Women and Power: Education, Religion and Identity. Olutoyin Mejiuni. Dakar, CODESRIA, 2013, 236 p., ISBN: 978-2-86978-573-1
This book is a product of the CODESRIA Advanced Research Fellowship ProgrammeNumber of visits: 4637
Education is an important tool for the development of human potential. Organizations and individuals interested in development consider knowledge, skills and attitudes, obtained through formal, non-formal and incidental learning, as invaluable assets. Therefore, it is necessary to reflect on fundamental elements that shape the process through which education is attained: How do people learn, and what are the conditions that facilitate effective learning? Answers to these questions demonstrate that no education can be politically neutral, because there is no value-free education.

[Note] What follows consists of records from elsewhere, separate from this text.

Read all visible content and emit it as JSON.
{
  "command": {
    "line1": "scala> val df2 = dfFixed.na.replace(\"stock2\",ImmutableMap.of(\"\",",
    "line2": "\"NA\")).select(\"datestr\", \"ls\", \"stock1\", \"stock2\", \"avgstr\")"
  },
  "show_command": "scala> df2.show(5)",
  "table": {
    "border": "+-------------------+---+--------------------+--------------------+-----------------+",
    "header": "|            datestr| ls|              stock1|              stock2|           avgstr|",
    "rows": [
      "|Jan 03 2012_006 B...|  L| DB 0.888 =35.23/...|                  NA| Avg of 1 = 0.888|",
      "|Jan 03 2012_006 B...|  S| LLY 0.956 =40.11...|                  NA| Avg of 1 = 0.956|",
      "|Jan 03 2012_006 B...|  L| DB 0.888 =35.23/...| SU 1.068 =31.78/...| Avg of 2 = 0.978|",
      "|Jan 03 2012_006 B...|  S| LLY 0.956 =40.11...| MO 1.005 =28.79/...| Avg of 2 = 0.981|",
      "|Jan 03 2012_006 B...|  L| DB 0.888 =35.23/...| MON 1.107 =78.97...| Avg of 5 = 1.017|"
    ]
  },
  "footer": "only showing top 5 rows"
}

The traditional or indigenous education systems in Nigeria, which covered (and still cover) physical training, development of character, respect for elders and peers, development of intellectual skills, specific vocational trainings, developing a sense of belonging and participation in community affairs, and understanding, appreciating and promoting the cultural heritage of the community were, and are, not value-free. In other words, the goals and purpose of education, the content, the entire process and the procedures chosen for evaluation in education are all value-laden.
This book attempts to show that the teaching-learning process in higher education, and religion, taught and learned through non-formal and informal education (or the hidden curriculum), and other socialization processes within and outside the formal school system, all interface to determine the persons that women become. This education enhances or limits women’s capabilities, whether in the civic-political sphere or in their attempts to resist violence. Hence, education and religion have ways of empowering or disempowering women.
Olutoyin Mejiuni is an adult educator whose work focuses on the political dimensions of adult education, women’s learning, and women’s concerns in teaching-learning interactions and contexts. She holds a PhD in Adult Education, and she is an associate professor in the Department of Continuing Education at the Obafemi Awolowo University, Ile-Ife, Nigeria. She has contributed to the International Encyclopedia of Adult Education; Widening Access to Education as Social Justice;Handbook of Transformative Learning: Theory, Research and Practice, and has published in JENDA: A Journal of Culture and African Women Studies. She is a co-founder of Women Against Rape, Sexual Harassment and Sexual Exploitation (WARSHE), a non-governmental and not-for-profit organization that supports and educates survivors and potential victims of sexual violence and abuse.